6. Duties of Project Supervisor for the Design Process (PSDP)
(i) Identify hazards
(ii) Communicate control measures or remaining risks to PSCS.
(iii) Ensure work of Designers is co-ordinated.
(iv) Organise co-operation between Designers.
(v) Prepare a written Safety & Health Plan for any project which will take them more than 500 person days or 30 working days or where there is a particular risk and deliver to the client prior to tender together with a Safety File.
(vi) Issue directions to Designers or Contractors or others.
7. Duties of Project Supervisor for the Construction Stage (PSCS)
(i) Co-ordination and implementation of Construction Regulations by Contractors and reporting of accidents to the HSA.
(ii) Organise co-operation between Contractors.
(iii) Notify HSA before construction work commences where it is likely to take more than 500 person days or 30 working days.
(iv) Provide information to the Site Safety Representative.
(v) Co-ordinate the checking of safe working procedures.
(vi) Co-ordinate arrangements to ensure Safe Pass cards etc.
(vii) Appoint a Safety Advisor where there are more than 100 on site.
(viii) Provide all necessary Safety File information to the PSDS.
(ix) Monitor compliance of Contractors on site and take corrective action where necessary.
(x) Issue where necessary directions to Designers or Contractors.
All of the foregoing can be viewed on the HSA’s website where they have provided guidance documents for home owners (clients) and contractors.
It is important to note that for straightforward jobs i.e. less than 30 working days or less than 500 person days the duty on the homeowner is merely to ensure that the contractor is competent.

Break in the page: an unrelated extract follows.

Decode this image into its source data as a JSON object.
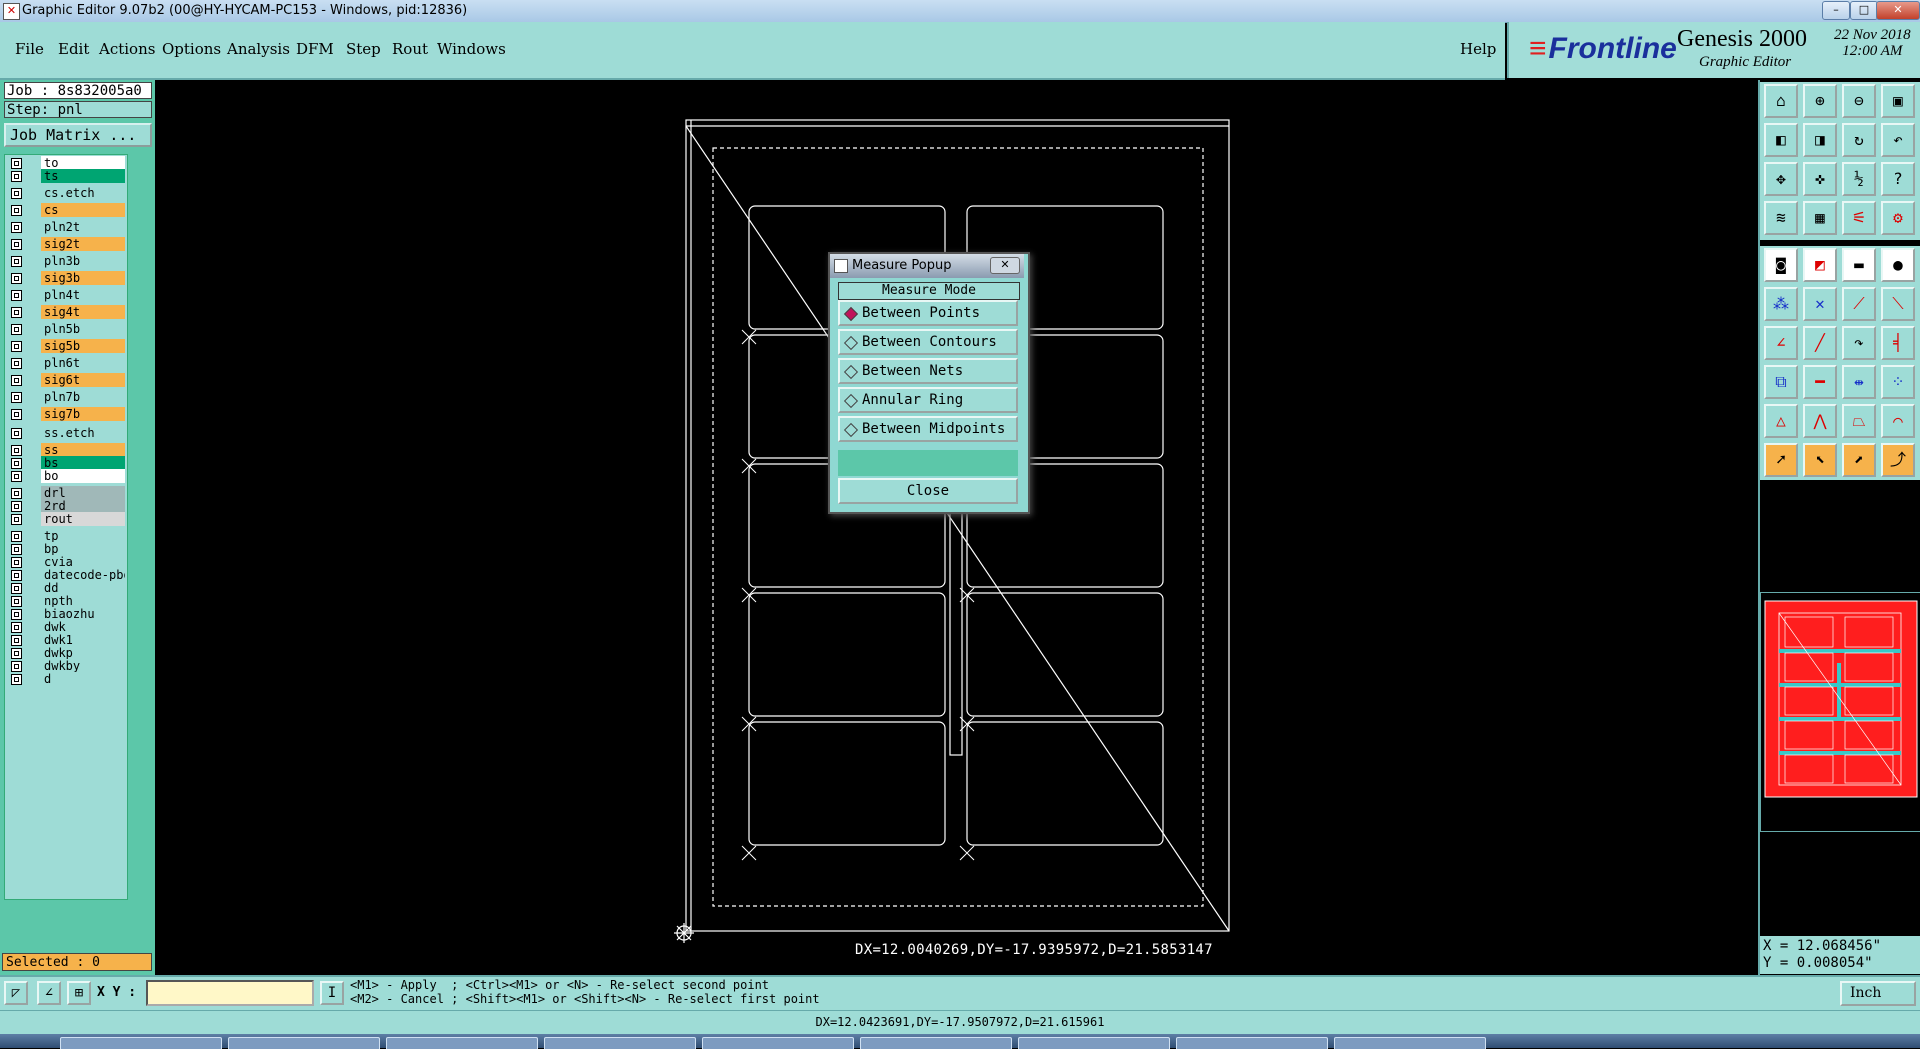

In the case of a contract exceeding 30 working days or 500 person days or where there is a “particular risk”, or two or more contractors, then the homeowner needs to appoint a PSDP and PSCS. The PSDP will be obliged to produce a Safety File which the homeowner retains and makes available to anyone carrying out work in the future.
Clearly these new additional costs will now be reflected in the rates charged by contractors and where homeowners appoint a competent person in the role of Project Supervisor Design Process it would normally involve an Architect or Engineer and again there is an added cost. The question is whether this cost forms part of fees under an Insurance Policy and I would suggest that it would fall under the category of “scope of works” or “supervisory fees necessarily incurred”.
Again from an insurance claim’s perspective, it would be interesting to see how those Insurers who exercise the option to reinstate (managed repair etc.) will deal with the matter as in essence the onus or duty is on the homeowner to appoint a Project Supervisor for the design stage (PSDP) and Project Supervisor for the construction stage (PSCS).
Alan FitzGerald, FCII., FCILA., FUEDI-ELAE